“Don’t commit to goals”? What does that mean?
I just got off the phone with a student that’s having a hard time meeting their academic goals. And I gave him the solution, and I’m going to give it to you too. It’s really simple, don’t commit to goals. Now, before I get into an online vigorous debate or perhaps get some fierce objections from any successful life coaches out there, let me explain. Whenever I hear a student say something like, “Andre, I’m going to pass my exam in three months,” or, “I made a commitment to myself and I’m going to get honors on my exam,” or maybe it’s a fitness school like, “I’m going to lose or gain 10 pounds.” I caution them. Don’t commit to goals, commit to activities.
And ideally, you want those activities to be totally within your control. That way, you either do it or you don’t. And if you don’t, you got nobody to blame but yourself. You see, if you commit to a certain outcome, without even realizing it, you may be setting yourself up for failure. Your brain may already have subconscious justifications or excuses as I like to call them for you not meeting that goal. “I didn’t get honors because I got the tough version of the exam.” Or, “I didn’t pass because my boss overloaded me with a project.” Or, “I didn’t pass because…” Well, you fill in the blank.
So if you don’t commit to a goal, what should you do? Well, obviously you need to start by defining your goal. In other words, what do you want to accomplish? But this is so you can plan. Next, you got to ask yourself, “What activities do I need to do to put myself in the best position to meet that goal?” And then you focus on the activities themselves.
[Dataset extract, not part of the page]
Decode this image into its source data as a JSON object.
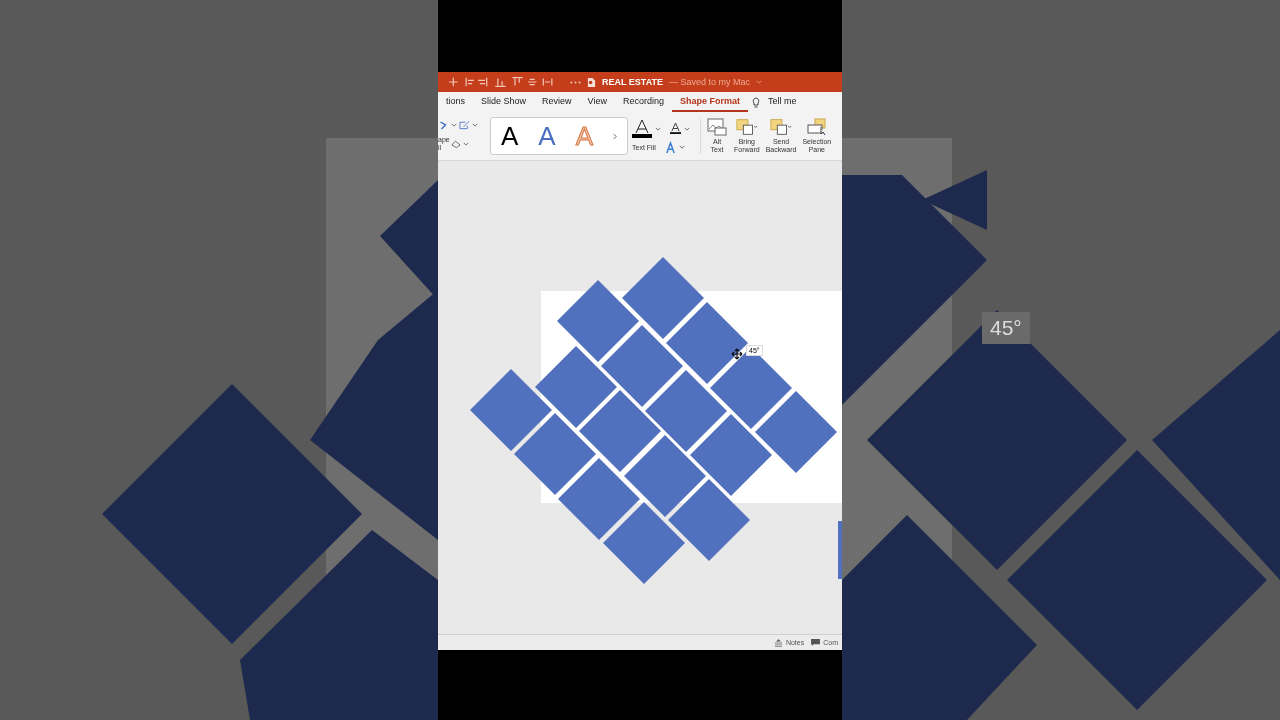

Now, here is the secret, you’re focusing and you’re committing to the activities, not the goal. Now, maybe it’s to study 30 minutes a day. Well, I don’t know too many people that can’t find 30 minutes in a day. So it’s something that you either do or you don’t do. And if you don’t do it, it’s a lot harder to look yourself in the mirror and justify it or justify it to any accountability partners that you may have recruited, which is something else that I recommend. So again, don’t commit to the goal. Figure out what activities you need to do. Commit to the right activities and the goals will take care of themselves.